• Description of the task:
If a line in the data has the string "text", please show it.

(App and web page records)

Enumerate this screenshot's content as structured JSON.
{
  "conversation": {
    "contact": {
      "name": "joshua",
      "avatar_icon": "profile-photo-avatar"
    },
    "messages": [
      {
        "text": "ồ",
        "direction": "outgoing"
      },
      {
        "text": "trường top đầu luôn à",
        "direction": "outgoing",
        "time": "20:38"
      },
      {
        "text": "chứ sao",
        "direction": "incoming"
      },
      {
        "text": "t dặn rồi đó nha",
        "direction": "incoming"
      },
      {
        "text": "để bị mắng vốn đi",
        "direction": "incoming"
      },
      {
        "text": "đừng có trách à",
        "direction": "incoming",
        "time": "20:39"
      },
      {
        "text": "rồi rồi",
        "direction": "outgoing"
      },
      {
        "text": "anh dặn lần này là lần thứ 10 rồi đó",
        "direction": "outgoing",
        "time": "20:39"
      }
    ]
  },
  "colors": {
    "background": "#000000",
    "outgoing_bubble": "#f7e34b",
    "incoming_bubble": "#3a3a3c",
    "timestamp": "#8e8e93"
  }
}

• Response:
        "text": "ồ",
        "text": "trường top đầu luôn à",
        "text": "chứ sao",
        "text": "t dặn rồi đó nha",
        "text": "để bị mắng vốn đi",
        "text": "đừng có trách à",
        "text": "rồi rồi",
        "text": "anh dặn lần này là lần thứ 10 rồi đó",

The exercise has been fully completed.